Extra Credit: Our pick of stories from around the web that bridge the gap between news and scholarship. Brought to you each Tuesday from the editors of JSTOR Daily.
Sea levels rising? That’s nothing new (The New York Times)
by Peter Brannen
Climate change brought on by greenhouse gasses in the atmosphere seems almost certain to create an unprecedented problem for the human race. But, on a geological timescale, huge changes in sea levels are nothing new. Researchers looking at past epochs can give us clues about what the future may hold.
Theranos’s bad science (The Conversation)
by Norman A. Paradis
In recent months, life sciences startup Theranos has gone from a media and investor darling to a pariah, now facing a federal criminal investigation. To see what went wrong, start by comparing its promises with research-backed medical testing methods.
The trouble with laws of robotics (Slate)
By Adam Elkus
Some computer scientists hope to program human values into artificial intelligence. But research shows just how complicated that proposition is. Not only do values vary wildly from one culture to another, but they function in ways that it’s hard to imagine an algorithm capturing.
What’s happening in Brazil? (The Washington Post)
by Amy Erica Smith
The Brazilian political system is in turmoil, with President Dilma Rousseff impeached amid a huge corruption scandal that implicates some of Rousseff’s opponents at least as much as her. But is this a “soft coup” or a democratic move? A political science scholar says it’s not really either of those.
Images of Harriet Tubman (Pacific Standard)
by Francie Diep
Long before she was picked to have her picture on the $20 bill, Harriet Tubman was an American icon. A historical look at the way artists and writers have imagined her life shows how images of Tubman have shaped our ideas about slavery and feminism, starting even before her death.
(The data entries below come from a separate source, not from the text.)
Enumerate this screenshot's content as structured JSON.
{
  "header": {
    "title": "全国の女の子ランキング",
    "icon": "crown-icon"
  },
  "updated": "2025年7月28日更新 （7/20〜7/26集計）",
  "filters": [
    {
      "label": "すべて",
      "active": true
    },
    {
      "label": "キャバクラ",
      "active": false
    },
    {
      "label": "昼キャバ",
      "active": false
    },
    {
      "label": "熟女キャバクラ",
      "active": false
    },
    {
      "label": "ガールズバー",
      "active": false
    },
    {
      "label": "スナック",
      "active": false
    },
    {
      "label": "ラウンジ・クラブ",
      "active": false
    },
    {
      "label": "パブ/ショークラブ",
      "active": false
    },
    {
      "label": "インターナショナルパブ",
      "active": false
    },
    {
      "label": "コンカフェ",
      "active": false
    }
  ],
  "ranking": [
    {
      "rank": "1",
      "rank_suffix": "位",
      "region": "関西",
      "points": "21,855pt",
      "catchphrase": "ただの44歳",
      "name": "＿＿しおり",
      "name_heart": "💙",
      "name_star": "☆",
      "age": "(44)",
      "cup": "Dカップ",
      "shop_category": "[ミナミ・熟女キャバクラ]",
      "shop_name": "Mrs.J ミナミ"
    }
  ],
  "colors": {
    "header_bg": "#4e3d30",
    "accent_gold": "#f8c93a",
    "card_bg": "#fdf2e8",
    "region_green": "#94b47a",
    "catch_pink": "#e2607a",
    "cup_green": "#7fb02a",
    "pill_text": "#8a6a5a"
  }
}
Have you seen a story online that does a good job of bridging the gap between the news and scholarship? Or something that seems particularly well-researched? Let us know and we may include it in next week’s roundup. Email us at jstordaily_submissions (at) jstor (dot) org.